Eye of the Needle
R. Rose - Eye of the Needle
January 28, 2022
No longer ‘discovered’

January 22nd passed uneventfully in St Vincent and the Grenadines as many others before it, with many Vincentians praying for the “end ah month” to come to relieve them of their hardships occasioned by excess Christmas spending.

But up until just over two decades ago, we had the experience of the most penniless holiday of the year.

January 22 in those times was a public holiday. For what reason? the younger folk may ask. Well, the people who had colonized this country had decided that the indigenous people who inhabited here, the Kalinago, did not really have any existence worthy of note before the coming of European settlers. They traced their limited knowledge back to the voyages of an Italian seafarer, Cristoforo Colombo, Christopher Columbus in English, who had lost his way in an attempt to reach the Far East. He had thus erroneously thought that he had arrived there, and the conclusion was drawn that the Europeans had “discovered” a new continent. It mattered not that they found people living on these islands, from henceforth, the history of the Caribbean would begin with the voyages of Columbus.

So, when we studied history in school, the first thing we learnt was that “Christopher Columbus discovered St. Vincent on January 22, 1498”. But there was a problem, for Columbus on his third voyage never left Spain before May 30, 1498. So, we were being forced to live an historical lie, celebrating our supposed “discovery” and then having it all wrong where dates were concerned.

But colonial society in its insistence that nothing existed before the European coming, persisted with the January 22 farce. So successful were they that even when the historical truths were laid bare and scholars pointed out the absurdity of the “discovery” of peoples, among our own people there was strong objection when it was first proposed that the January 22nd holiday be removed from the calendar.

It took years of agitation and lobbying with groups like the Democratic Freedom Movement, (special mention to the late Eddy Griffith and Dr. Kenneth John), the various Black Power organizations which merged to form YULIMO, intellectuals at home (Dr. Adrian Fraser) and abroad among them the first Vincentian to play Test cricket for the West Indies, the late Alfie Roberts, and above all the National Youth Council, which persisted with the demand, before this blot on our history could be removed.

Even then, the Vincentian establishment and those strongly influenced by colonialism, while forced to accept the historical fallacy, persisted with efforts to maintain the “discovery” myth. January 22 as a public holiday remained on the calendar almost to the end of the last century. Though there were no official functions, sporting bodies organized events such as popular road races and local people did what they do on other public holidays- picnics on the beach, fetes, parties etc.

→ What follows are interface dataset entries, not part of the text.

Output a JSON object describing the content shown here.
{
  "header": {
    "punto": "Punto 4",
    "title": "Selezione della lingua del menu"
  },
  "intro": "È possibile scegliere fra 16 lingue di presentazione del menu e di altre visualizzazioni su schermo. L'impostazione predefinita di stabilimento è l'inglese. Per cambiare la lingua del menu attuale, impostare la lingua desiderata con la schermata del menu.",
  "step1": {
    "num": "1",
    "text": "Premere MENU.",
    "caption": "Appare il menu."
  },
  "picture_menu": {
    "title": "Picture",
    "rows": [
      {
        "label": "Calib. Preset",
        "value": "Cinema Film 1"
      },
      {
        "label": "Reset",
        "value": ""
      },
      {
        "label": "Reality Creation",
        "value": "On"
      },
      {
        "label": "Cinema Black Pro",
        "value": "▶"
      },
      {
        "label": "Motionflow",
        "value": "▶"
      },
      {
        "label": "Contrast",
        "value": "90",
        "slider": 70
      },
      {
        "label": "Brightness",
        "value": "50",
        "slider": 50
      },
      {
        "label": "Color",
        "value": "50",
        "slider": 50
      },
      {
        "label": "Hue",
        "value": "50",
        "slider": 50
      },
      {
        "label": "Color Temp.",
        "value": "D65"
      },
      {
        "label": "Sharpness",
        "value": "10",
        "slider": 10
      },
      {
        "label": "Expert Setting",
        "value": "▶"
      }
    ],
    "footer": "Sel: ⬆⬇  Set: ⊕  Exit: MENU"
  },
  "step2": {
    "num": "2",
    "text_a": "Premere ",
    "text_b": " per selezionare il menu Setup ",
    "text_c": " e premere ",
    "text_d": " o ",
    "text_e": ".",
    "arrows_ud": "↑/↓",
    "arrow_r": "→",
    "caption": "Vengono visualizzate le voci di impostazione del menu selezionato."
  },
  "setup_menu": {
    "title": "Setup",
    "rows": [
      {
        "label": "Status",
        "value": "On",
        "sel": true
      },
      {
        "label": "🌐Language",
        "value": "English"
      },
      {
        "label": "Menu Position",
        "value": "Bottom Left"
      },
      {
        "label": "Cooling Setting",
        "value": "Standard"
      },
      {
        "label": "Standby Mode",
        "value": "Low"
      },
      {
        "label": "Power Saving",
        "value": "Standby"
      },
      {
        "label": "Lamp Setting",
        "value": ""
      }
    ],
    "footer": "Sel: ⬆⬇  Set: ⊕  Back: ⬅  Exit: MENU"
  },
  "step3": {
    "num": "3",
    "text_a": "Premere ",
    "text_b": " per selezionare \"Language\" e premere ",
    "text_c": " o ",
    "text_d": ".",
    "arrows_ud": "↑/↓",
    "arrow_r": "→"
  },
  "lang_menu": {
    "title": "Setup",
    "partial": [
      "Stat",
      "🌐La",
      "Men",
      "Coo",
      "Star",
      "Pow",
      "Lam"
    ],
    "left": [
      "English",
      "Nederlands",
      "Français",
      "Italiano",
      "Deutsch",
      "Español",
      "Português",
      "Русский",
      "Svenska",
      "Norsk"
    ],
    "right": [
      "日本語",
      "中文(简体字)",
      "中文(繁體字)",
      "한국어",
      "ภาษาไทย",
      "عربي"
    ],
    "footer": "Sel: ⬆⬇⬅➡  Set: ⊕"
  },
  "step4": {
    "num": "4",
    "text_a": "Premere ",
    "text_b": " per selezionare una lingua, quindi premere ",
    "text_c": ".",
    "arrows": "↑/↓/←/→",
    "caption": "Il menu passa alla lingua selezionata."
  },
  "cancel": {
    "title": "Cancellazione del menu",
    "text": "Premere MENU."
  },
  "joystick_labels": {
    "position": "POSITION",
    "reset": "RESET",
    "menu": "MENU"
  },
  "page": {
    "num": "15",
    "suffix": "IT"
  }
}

Yet such was the strength of the anti-colonial sentiment, that even the Prime Minister of the time, the late Sir James Mitchell had to make a concession, keeping the “discovery day” holiday under the pretense of January 22 becoming “National Day”. What could be “national’ about such a day of shame being a “National day” is beyond understanding!

Fortunately, the national movement firmly rejected the attempt and forced Mitchell’s administration in its last days, then headed by his successor, Arnhim Eustace, to recognize March 14, the date when the indigenous leader Paramount Chief Chatoyer was killed, as National Heroes Day. It became a public holiday for the first time in 2002 after the Unity Labour Party administration took office in 2001.

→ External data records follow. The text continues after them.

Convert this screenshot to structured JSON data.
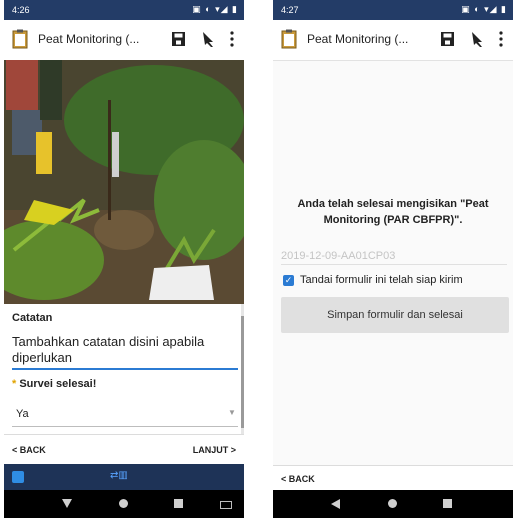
{
  "left_screen": {
    "status": {
      "time": "4:26",
      "icons": "▣ ◐ ▾◢ ▮"
    },
    "appbar": {
      "title": "Peat Monitoring (...",
      "icons": [
        "clipboard-icon",
        "save-icon",
        "navigate-icon",
        "more-vert-icon"
      ]
    },
    "note_field": {
      "label": "Catatan",
      "value": "Tambahkan catatan disini apabila diperlukan"
    },
    "survey_field": {
      "required_marker": "*",
      "label": "Survei selesai!",
      "selected": "Ya"
    },
    "bottom_nav": {
      "back": "< BACK",
      "next": "LANJUT >"
    },
    "notify_icons": [
      "app-icon",
      "sync-icon"
    ]
  },
  "right_screen": {
    "status": {
      "time": "4:27",
      "icons": "▣ ◐ ▾◢ ▮"
    },
    "appbar": {
      "title": "Peat Monitoring (...",
      "icons": [
        "clipboard-icon",
        "save-icon",
        "navigate-icon",
        "more-vert-icon"
      ]
    },
    "finish_message": "Anda telah selesai mengisikan \"Peat Monitoring (PAR CBFPR)\".",
    "form_instance_name": "2019-12-09-AA01CP03",
    "checkbox": {
      "checked": true,
      "label": "Tandai formulir ini telah siap kirim"
    },
    "save_button": "Simpan formulir dan selesai",
    "bottom_nav": {
      "back": "< BACK"
    }
  },
  "colors": {
    "status_bar": "#233c67",
    "accent": "#2b7bd3",
    "notify_bar": "#1e3357"
  }
}
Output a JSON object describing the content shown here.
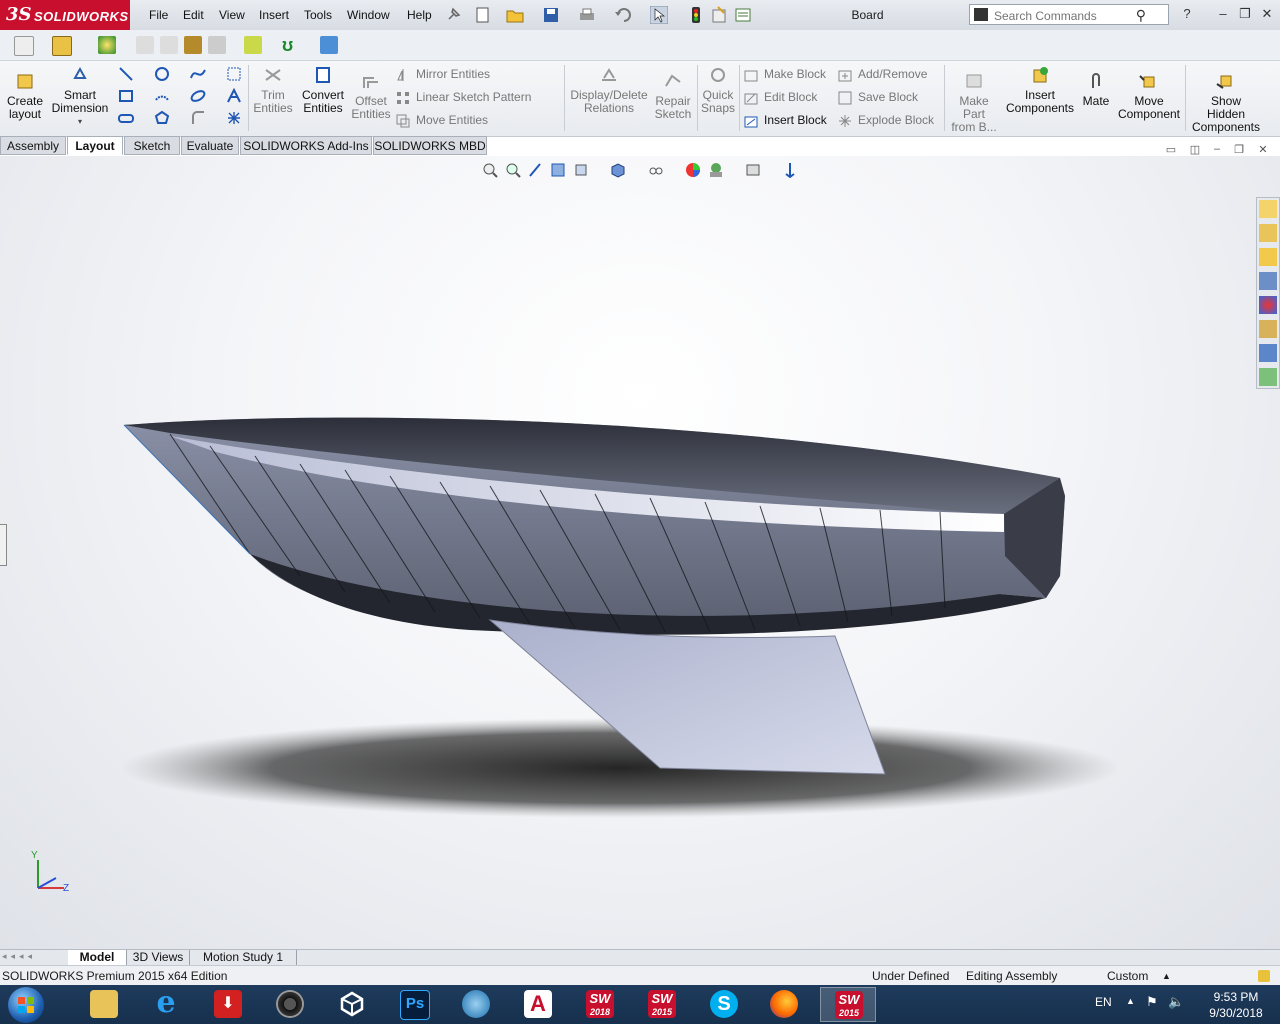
{
  "app": {
    "brand_ds": "3S",
    "brand_name": "SOLIDWORKS",
    "document_title": "Board"
  },
  "menu": [
    "File",
    "Edit",
    "View",
    "Insert",
    "Tools",
    "Window",
    "Help"
  ],
  "search": {
    "placeholder": "Search Commands"
  },
  "command_manager": {
    "big_buttons": [
      {
        "label": "Create\nlayout",
        "enabled": true
      },
      {
        "label": "Smart\nDimension",
        "enabled": true
      },
      {
        "label": "Trim\nEntities",
        "enabled": false
      },
      {
        "label": "Convert\nEntities",
        "enabled": true
      },
      {
        "label": "Offset\nEntities",
        "enabled": false
      },
      {
        "label": "Display/Delete\nRelations",
        "enabled": false
      },
      {
        "label": "Repair\nSketch",
        "enabled": false
      },
      {
        "label": "Quick\nSnaps",
        "enabled": false
      },
      {
        "label": "Make\nPart\nfrom B...",
        "enabled": false
      },
      {
        "label": "Insert\nComponents",
        "enabled": true
      },
      {
        "label": "Mate",
        "enabled": true
      },
      {
        "label": "Move\nComponent",
        "enabled": true
      },
      {
        "label": "Show\nHidden\nComponents",
        "enabled": true
      }
    ],
    "mirror_group": [
      "Mirror Entities",
      "Linear Sketch Pattern",
      "Move Entities"
    ],
    "block_group_a": [
      "Make Block",
      "Edit Block",
      "Insert Block"
    ],
    "block_group_b": [
      "Add/Remove",
      "Save Block",
      "Explode Block"
    ]
  },
  "tabs": [
    {
      "label": "Assembly",
      "active": false
    },
    {
      "label": "Layout",
      "active": true
    },
    {
      "label": "Sketch",
      "active": false
    },
    {
      "label": "Evaluate",
      "active": false
    },
    {
      "label": "SOLIDWORKS Add-Ins",
      "active": false
    },
    {
      "label": "SOLIDWORKS MBD",
      "active": false
    }
  ],
  "bottom_tabs": [
    {
      "label": "Model",
      "active": true
    },
    {
      "label": "3D Views",
      "active": false
    },
    {
      "label": "Motion Study 1",
      "active": false
    }
  ],
  "status_bar": {
    "edition": "SOLIDWORKS Premium 2015 x64 Edition",
    "definition": "Under Defined",
    "mode": "Editing Assembly",
    "units": "Custom"
  },
  "triad": {
    "y": "Y",
    "z": "Z"
  },
  "taskbar": {
    "items": [
      {
        "name": "file-explorer",
        "label": ""
      },
      {
        "name": "internet-explorer",
        "label": "e"
      },
      {
        "name": "download-manager",
        "label": "⬇"
      },
      {
        "name": "camera-app",
        "label": ""
      },
      {
        "name": "unity",
        "label": ""
      },
      {
        "name": "photoshop",
        "label": "Ps"
      },
      {
        "name": "globe-app",
        "label": ""
      },
      {
        "name": "autocad",
        "label": "A"
      },
      {
        "name": "solidworks-2018",
        "label": "SW",
        "sub": "2018"
      },
      {
        "name": "solidworks-2015-a",
        "label": "SW",
        "sub": "2015"
      },
      {
        "name": "skype",
        "label": "S"
      },
      {
        "name": "firefox",
        "label": ""
      },
      {
        "name": "solidworks-2015-b",
        "label": "SW",
        "sub": "2015"
      }
    ],
    "language": "EN",
    "time": "9:53 PM",
    "date": "9/30/2018"
  },
  "colors": {
    "brand_red": "#c8102e",
    "taskbar": "#1a3555",
    "hull_light": "#b9bfd8",
    "hull_dark": "#2a2d36"
  }
}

To most of the younger people, the March 14 holiday is taken for granted, as are historic days like Independence and Emancipation Day. But it is important to remind them of these struggles, that you cannot “discover” a people or place and that our history, especially that of our indigenous people must be respected.

We are not alone in this. All over the world, peoples who were once colonized, suffered genocide and slavery and the denigration of their culture are determined to end the vestiges of colonialism. Throughout the Americas, in Africa, and Asia, the flag of decolonization continues to be flown. Even on Monday of this week, the indigenous Aboriginal people of Australia repeated their demand for an end to the January 26 holiday, called Australia Day. It was the day on which 11 British ships brought the first prisoners from Britain who started the colonization process.

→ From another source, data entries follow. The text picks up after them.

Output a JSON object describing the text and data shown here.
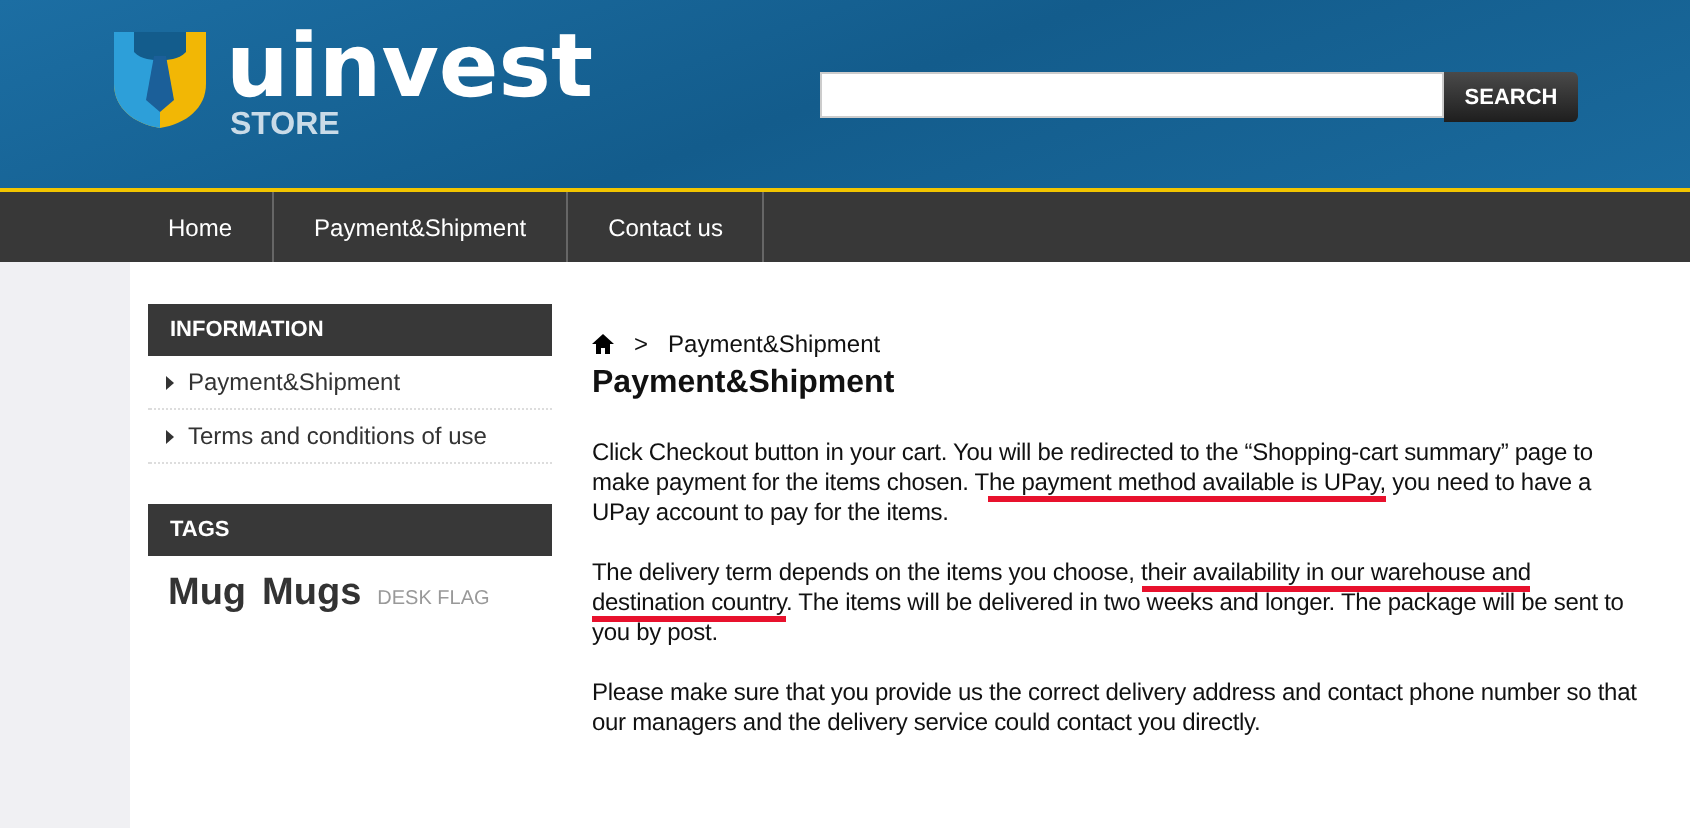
{
  "header": {
    "logo": {
      "name": "uinvest",
      "sub": "STORE"
    },
    "search": {
      "button": "SEARCH"
    }
  },
  "nav": [
    {
      "label": "Home",
      "selected": false
    },
    {
      "label": "Payment&Shipment",
      "selected": false
    },
    {
      "label": "Contact us",
      "selected": false
    }
  ],
  "sidebar": {
    "information": {
      "title": "INFORMATION",
      "items": [
        "Payment&Shipment",
        "Terms and conditions of use"
      ]
    },
    "tags": {
      "title": "TAGS",
      "items": [
        {
          "label": "Mug",
          "kind": "large"
        },
        {
          "label": "Mugs",
          "kind": "large"
        },
        {
          "label": "DESK FLAG",
          "kind": "small"
        }
      ]
    }
  },
  "breadcrumb": {
    "separator": ">",
    "current": "Payment&Shipment"
  },
  "title": "Payment&Shipment",
  "paragraphs": [
    [
      {
        "text": "Click Checkout button in your cart. You will be redirected to the “Shopping-cart summary” page to make payment for the items chosen. T",
        "marked": false
      },
      {
        "text": "he payment method available is UPay,",
        "marked": true
      },
      {
        "text": " you need to have a UPay account to pay for the items.",
        "marked": false
      }
    ],
    [
      {
        "text": "The delivery term depends on the items you choose, ",
        "marked": false
      },
      {
        "text": "their availability in our warehouse and destination country",
        "marked": true
      },
      {
        "text": ". The items will be delivered in two weeks and longer. The package will be sent to you by post.",
        "marked": false
      }
    ],
    [
      {
        "text": "Please make sure that you provide us the correct delivery address and contact phone number so that our managers and the delivery service could contact you directly.",
        "marked": false
      }
    ]
  ]
}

No more “discovery”, the time has come for reparations.

Renwick Rose is a community activist and social commentator.